→ **Work to be completed**:
The required answer is every line of the data containing the word "manichea".

Element data from apps and pages:

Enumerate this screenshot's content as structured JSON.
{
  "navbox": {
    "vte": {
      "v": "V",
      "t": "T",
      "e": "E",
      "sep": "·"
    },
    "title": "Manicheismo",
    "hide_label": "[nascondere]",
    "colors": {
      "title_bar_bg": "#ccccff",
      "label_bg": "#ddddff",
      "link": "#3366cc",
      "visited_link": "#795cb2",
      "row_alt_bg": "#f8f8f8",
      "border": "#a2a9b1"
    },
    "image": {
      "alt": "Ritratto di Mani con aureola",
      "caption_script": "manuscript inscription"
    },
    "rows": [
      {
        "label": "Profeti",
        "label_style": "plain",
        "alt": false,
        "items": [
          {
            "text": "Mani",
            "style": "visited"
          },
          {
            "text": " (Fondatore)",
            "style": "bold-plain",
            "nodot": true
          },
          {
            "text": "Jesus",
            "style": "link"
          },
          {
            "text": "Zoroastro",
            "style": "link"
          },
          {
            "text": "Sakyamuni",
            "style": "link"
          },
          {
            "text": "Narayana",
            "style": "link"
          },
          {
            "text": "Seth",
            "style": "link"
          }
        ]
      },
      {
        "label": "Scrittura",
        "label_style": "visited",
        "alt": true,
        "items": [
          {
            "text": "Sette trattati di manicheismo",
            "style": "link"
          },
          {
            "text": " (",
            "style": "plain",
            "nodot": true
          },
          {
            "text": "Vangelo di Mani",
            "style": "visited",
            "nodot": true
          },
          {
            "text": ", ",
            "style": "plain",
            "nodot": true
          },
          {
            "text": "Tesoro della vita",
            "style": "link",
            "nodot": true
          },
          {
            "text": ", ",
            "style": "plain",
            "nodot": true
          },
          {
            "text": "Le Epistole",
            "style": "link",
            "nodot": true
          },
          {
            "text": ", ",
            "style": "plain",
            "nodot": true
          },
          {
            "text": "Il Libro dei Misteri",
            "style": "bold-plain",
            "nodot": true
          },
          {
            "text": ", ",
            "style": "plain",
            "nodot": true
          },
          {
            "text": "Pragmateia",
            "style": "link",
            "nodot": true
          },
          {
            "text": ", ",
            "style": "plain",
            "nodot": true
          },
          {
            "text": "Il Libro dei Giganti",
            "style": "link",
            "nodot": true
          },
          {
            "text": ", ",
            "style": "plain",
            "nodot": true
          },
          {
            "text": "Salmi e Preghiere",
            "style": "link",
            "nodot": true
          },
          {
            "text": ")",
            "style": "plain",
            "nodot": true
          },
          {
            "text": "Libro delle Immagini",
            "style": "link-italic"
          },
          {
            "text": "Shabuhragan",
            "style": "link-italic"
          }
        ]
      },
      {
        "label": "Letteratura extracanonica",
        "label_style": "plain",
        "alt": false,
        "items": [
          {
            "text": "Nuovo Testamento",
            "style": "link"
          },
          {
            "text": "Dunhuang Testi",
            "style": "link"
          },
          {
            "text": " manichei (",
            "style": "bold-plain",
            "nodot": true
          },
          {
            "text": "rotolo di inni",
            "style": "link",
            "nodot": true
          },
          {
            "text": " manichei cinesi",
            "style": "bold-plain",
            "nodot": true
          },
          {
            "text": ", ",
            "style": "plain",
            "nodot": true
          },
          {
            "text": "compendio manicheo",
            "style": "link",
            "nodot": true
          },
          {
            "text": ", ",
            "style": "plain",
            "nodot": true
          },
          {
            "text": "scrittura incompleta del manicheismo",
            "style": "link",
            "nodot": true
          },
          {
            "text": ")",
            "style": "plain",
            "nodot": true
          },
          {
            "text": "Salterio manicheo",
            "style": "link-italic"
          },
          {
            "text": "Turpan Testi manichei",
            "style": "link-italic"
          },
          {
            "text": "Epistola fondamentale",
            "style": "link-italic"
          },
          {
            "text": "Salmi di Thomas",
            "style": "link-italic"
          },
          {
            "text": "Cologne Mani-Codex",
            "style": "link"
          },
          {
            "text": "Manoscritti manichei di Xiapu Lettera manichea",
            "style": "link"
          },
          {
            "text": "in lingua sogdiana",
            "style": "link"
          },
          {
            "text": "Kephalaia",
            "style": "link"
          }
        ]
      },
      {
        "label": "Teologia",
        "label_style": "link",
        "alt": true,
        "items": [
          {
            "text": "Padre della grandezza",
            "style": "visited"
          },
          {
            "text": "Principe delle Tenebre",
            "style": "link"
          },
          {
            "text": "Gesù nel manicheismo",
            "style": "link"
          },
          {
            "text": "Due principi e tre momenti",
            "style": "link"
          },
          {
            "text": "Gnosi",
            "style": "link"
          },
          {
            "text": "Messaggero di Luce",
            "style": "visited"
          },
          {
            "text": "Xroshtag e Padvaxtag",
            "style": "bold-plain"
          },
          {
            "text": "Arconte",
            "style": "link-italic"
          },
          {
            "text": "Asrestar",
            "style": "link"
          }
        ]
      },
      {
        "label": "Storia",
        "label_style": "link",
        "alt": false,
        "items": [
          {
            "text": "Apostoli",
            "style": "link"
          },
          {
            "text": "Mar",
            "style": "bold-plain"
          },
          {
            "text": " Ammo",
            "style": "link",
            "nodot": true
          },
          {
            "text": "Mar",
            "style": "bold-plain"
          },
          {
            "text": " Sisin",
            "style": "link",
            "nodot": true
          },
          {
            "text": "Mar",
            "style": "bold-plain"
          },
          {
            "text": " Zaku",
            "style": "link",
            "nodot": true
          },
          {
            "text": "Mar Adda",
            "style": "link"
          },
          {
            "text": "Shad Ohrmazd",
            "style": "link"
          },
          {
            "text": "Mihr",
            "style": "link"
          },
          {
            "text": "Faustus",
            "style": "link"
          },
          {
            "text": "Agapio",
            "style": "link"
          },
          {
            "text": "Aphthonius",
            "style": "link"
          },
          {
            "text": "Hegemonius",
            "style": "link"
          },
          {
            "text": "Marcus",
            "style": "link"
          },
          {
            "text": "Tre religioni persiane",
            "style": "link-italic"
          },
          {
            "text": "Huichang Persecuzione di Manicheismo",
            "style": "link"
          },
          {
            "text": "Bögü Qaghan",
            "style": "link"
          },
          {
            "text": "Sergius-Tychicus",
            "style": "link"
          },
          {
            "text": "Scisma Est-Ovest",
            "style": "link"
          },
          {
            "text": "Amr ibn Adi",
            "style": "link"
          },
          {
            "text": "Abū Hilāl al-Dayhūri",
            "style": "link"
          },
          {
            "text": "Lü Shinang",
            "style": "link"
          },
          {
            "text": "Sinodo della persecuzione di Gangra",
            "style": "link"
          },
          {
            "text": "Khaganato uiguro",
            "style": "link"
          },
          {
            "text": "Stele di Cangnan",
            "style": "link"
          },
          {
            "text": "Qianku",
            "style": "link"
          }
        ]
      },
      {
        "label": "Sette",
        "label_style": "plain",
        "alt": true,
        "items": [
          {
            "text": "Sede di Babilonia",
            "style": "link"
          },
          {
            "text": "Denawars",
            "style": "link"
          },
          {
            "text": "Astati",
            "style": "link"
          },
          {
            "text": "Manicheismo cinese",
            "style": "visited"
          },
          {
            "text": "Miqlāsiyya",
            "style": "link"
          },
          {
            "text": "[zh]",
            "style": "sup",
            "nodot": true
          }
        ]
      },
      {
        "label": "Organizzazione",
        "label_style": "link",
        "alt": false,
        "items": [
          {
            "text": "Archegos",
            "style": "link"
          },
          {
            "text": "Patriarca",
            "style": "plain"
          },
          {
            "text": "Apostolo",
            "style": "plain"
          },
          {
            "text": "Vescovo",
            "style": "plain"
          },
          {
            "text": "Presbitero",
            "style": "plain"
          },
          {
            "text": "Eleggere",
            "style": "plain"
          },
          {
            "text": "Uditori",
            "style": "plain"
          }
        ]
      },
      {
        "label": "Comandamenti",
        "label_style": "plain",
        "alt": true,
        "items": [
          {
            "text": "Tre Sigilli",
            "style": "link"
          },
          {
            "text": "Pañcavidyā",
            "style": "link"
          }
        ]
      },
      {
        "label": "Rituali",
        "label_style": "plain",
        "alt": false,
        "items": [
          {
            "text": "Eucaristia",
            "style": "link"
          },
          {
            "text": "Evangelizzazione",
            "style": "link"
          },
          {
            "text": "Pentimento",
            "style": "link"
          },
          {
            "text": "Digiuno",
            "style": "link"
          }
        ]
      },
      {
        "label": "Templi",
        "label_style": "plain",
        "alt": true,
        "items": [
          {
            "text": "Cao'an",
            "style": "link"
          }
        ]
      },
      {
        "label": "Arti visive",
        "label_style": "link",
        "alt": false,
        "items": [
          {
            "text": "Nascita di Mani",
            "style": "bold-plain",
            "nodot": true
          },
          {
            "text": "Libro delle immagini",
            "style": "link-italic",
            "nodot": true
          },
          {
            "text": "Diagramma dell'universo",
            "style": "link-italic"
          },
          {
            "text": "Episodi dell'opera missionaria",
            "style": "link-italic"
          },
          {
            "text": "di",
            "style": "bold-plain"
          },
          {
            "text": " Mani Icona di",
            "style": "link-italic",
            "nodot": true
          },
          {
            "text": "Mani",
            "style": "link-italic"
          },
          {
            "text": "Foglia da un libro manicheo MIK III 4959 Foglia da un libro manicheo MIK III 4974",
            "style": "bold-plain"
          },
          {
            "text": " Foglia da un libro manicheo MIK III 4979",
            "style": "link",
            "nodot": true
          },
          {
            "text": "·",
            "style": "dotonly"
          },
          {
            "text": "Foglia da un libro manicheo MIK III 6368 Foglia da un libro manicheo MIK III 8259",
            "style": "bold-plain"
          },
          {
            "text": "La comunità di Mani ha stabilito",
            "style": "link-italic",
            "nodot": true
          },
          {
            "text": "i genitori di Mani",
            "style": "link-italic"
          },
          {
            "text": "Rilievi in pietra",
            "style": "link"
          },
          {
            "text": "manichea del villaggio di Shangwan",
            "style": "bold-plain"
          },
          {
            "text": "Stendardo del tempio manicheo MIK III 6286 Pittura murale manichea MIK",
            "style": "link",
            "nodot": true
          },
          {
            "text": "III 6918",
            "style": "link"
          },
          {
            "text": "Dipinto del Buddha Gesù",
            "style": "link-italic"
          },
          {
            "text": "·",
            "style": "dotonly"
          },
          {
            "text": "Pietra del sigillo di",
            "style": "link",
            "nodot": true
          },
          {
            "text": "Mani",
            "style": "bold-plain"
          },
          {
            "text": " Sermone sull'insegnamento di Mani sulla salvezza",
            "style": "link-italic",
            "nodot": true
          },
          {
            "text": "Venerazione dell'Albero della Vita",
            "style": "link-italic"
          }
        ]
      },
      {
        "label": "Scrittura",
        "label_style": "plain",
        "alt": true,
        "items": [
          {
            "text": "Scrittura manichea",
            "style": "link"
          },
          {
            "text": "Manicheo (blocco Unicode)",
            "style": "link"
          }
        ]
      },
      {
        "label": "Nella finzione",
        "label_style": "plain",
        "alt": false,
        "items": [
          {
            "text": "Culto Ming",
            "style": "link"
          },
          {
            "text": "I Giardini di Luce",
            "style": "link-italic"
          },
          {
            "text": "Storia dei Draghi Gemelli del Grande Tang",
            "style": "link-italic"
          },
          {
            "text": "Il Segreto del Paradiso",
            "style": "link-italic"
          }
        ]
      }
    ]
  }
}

→ **Solution below**:
            "text": "Manoscritti manichei di Xiapu Lettera manichea",
            "text": "manichea del villaggio di Shangwan",
            "text": "Stendardo del tempio manicheo MIK III 6286 Pittura murale manichea MIK",
            "text": "Scrittura manichea",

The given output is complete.